**Your objective:** What lines in the data hold the string "placeholder"? Show them.

**Provided information:**

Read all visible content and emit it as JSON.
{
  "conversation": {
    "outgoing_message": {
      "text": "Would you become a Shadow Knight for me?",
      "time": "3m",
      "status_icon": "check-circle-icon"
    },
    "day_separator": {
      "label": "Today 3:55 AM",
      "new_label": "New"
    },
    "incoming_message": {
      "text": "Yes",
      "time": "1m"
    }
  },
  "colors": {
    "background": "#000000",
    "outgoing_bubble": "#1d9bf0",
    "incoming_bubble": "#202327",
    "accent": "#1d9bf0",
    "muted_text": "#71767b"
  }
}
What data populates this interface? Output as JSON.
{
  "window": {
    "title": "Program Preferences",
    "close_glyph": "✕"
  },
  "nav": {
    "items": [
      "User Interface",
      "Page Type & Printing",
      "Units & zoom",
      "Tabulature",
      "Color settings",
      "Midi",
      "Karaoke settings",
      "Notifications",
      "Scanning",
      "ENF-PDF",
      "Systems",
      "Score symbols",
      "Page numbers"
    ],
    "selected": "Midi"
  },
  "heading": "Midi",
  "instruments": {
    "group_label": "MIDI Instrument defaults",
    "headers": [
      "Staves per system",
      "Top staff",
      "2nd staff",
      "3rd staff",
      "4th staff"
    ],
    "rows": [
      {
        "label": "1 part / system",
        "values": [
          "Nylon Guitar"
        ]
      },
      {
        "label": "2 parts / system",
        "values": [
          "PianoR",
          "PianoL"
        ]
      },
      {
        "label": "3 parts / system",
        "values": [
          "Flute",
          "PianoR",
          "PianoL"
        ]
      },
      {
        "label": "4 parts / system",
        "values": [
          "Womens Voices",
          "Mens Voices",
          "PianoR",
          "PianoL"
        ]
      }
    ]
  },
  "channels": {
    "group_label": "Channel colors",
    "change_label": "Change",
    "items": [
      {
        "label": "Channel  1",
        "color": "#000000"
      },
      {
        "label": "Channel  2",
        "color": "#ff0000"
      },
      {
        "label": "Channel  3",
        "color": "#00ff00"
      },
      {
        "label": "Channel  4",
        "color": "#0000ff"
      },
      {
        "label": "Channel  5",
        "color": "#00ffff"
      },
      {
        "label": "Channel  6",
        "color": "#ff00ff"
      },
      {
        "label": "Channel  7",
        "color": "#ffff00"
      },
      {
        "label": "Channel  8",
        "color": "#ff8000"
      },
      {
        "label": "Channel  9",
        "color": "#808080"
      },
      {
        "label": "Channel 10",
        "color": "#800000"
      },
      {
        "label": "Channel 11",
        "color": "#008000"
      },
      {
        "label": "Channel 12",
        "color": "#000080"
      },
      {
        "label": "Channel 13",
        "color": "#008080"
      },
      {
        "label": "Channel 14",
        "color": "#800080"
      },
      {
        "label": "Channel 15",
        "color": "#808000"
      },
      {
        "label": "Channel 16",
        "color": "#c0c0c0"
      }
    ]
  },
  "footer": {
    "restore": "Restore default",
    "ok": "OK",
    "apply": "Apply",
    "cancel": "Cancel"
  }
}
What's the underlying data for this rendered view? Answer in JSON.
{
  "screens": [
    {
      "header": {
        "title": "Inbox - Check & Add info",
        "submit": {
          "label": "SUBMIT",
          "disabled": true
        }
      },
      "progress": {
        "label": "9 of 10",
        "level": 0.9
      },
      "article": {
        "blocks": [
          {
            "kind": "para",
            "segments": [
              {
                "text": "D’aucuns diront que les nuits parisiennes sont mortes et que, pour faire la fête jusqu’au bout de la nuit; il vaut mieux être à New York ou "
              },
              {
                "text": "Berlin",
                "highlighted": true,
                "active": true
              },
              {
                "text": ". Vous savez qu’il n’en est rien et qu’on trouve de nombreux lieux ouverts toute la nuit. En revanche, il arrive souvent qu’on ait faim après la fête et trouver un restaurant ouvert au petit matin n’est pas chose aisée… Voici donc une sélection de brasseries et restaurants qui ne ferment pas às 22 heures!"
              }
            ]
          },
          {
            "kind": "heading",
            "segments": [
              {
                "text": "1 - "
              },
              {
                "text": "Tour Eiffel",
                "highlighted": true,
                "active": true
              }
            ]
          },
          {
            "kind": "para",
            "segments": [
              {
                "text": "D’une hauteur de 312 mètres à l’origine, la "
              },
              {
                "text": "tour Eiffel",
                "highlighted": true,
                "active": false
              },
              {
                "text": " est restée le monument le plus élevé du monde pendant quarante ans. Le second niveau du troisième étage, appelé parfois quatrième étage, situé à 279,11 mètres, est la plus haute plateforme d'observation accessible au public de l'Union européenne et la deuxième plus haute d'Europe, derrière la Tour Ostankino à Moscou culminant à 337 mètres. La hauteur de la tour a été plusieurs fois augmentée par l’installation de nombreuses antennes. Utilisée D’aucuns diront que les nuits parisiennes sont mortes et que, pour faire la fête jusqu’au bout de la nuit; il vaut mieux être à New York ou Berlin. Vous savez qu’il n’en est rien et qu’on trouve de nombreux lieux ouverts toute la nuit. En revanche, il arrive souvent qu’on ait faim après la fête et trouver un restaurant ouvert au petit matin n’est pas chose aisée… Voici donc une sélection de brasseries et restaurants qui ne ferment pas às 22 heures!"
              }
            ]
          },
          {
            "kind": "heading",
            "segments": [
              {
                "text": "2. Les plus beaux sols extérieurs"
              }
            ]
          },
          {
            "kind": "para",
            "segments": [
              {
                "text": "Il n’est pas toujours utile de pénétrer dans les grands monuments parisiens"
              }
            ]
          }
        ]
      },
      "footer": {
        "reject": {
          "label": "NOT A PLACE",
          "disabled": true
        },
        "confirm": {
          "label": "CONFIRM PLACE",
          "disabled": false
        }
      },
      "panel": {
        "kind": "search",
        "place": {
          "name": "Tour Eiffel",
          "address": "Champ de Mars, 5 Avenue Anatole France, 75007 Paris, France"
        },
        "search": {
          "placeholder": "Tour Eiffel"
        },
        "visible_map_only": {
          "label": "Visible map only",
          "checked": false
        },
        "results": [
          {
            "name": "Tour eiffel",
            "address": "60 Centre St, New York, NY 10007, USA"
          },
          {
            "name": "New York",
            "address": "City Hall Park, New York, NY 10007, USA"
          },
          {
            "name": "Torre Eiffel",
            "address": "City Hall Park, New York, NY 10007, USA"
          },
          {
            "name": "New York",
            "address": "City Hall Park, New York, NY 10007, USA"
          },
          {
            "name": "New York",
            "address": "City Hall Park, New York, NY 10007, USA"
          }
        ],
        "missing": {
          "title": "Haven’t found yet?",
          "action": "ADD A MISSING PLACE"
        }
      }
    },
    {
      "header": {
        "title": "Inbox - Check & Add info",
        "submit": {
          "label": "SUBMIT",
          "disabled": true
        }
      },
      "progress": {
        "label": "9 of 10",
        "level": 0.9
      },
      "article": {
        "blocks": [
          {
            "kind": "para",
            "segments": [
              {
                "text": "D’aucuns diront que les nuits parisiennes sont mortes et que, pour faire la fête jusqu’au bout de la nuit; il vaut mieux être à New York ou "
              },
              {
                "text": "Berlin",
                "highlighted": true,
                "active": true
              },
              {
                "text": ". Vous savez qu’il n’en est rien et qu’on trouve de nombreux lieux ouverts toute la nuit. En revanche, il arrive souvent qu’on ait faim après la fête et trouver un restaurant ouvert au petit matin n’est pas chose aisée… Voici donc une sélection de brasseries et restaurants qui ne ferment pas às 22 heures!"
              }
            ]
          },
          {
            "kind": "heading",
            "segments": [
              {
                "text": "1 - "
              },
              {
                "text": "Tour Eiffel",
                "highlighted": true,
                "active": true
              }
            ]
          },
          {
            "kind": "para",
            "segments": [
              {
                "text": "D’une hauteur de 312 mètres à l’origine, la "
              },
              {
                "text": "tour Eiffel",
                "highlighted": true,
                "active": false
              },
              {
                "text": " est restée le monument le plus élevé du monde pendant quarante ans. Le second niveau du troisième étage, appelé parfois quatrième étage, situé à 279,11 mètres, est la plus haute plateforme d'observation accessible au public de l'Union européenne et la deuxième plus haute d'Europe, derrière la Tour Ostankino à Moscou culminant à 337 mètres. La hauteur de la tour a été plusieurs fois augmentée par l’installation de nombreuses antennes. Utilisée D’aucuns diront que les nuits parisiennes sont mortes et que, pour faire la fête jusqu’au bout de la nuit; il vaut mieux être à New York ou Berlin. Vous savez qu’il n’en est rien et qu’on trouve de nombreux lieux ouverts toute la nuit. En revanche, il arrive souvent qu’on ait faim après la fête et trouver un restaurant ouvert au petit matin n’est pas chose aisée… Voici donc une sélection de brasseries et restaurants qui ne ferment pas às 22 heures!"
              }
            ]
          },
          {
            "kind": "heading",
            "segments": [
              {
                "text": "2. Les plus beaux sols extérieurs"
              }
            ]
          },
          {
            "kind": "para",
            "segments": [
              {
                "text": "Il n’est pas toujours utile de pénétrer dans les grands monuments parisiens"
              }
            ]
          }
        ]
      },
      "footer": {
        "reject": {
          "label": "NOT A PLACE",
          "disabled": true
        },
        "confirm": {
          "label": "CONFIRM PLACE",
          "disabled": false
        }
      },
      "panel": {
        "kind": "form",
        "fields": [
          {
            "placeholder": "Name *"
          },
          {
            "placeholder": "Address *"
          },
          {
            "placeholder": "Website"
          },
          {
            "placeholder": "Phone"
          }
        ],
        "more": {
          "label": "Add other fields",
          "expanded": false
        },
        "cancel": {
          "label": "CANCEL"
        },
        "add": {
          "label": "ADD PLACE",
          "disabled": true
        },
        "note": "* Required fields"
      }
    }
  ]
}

**Result of the exercise:**
          "placeholder": "Tour Eiffel"
            "placeholder": "Name *"
            "placeholder": "Address *"
            "placeholder": "Website"
            "placeholder": "Phone"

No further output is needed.